[Dataset rows describing interfaces]
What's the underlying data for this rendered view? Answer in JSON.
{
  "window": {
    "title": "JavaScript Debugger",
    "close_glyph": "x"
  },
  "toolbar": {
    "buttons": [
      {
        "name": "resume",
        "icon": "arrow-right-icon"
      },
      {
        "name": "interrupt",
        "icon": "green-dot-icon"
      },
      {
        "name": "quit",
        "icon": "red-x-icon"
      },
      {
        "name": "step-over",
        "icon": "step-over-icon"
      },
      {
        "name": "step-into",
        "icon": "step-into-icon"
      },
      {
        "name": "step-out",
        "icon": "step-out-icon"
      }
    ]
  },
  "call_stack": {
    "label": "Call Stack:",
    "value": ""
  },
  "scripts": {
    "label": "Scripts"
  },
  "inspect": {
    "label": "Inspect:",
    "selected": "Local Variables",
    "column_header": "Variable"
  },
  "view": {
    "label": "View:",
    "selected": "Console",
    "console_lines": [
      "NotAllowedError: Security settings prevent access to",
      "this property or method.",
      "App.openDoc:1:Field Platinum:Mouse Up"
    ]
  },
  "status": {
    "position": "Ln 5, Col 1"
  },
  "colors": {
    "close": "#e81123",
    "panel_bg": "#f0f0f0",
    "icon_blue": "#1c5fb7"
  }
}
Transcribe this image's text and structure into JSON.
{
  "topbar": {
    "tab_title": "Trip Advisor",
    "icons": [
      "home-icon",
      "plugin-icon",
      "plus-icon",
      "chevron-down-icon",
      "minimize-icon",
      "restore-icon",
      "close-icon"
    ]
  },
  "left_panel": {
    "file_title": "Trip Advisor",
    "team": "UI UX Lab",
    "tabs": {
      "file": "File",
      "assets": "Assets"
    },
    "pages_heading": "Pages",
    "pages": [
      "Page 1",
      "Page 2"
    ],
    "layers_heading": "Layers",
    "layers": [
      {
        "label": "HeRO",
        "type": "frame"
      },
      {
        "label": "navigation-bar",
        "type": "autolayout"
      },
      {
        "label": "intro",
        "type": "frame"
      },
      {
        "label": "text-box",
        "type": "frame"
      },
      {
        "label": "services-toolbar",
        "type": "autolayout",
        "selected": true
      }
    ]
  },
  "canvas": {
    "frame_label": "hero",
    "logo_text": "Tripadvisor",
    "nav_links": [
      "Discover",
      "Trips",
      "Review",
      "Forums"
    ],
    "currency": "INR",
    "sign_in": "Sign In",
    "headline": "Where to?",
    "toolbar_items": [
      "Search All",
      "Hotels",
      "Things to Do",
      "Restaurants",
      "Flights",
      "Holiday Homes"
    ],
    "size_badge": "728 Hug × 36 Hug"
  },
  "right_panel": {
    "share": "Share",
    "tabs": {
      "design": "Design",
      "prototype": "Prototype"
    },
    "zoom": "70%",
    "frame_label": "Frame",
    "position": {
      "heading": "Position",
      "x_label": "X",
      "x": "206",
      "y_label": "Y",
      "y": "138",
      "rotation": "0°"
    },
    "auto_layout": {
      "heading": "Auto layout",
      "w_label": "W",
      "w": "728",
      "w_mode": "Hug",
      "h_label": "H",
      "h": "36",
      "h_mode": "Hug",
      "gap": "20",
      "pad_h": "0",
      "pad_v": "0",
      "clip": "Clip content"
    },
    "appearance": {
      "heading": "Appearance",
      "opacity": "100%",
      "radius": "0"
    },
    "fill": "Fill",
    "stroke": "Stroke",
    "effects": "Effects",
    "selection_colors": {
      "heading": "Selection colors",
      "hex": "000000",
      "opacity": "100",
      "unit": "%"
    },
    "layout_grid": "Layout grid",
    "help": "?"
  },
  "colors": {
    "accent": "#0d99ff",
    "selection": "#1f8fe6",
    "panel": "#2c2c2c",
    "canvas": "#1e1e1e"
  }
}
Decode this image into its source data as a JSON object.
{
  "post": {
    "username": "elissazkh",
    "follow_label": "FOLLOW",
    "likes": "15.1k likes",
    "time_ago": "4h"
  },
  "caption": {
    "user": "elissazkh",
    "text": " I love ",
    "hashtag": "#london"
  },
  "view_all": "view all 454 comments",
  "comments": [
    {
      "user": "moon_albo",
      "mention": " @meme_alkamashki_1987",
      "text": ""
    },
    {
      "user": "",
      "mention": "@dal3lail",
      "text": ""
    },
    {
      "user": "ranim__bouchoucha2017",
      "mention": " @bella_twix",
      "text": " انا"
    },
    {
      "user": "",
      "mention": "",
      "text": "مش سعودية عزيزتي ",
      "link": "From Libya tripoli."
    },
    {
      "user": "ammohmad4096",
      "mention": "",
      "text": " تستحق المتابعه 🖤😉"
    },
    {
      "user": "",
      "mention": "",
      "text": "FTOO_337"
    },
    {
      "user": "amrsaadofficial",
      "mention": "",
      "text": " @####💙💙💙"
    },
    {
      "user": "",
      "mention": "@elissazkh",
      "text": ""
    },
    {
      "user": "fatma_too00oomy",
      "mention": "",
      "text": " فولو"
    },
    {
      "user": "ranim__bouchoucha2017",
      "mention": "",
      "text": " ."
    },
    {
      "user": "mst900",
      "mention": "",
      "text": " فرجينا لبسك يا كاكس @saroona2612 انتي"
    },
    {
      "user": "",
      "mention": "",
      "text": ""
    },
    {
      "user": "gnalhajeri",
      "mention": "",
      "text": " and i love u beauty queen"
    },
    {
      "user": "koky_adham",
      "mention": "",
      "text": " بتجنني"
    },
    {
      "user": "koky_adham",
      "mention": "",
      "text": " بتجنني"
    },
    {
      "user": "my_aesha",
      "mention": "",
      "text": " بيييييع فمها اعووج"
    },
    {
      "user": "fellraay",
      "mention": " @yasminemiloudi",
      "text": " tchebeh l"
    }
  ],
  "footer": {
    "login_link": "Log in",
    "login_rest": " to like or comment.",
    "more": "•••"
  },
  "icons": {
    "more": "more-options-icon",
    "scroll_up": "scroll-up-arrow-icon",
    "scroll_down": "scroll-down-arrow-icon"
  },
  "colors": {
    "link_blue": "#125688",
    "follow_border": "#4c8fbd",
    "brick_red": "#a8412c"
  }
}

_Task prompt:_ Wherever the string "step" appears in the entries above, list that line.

_Task output:_
        "name": "step-over",
        "icon": "step-over-icon"
        "name": "step-into",
        "icon": "step-into-icon"
        "name": "step-out",
        "icon": "step-out-icon"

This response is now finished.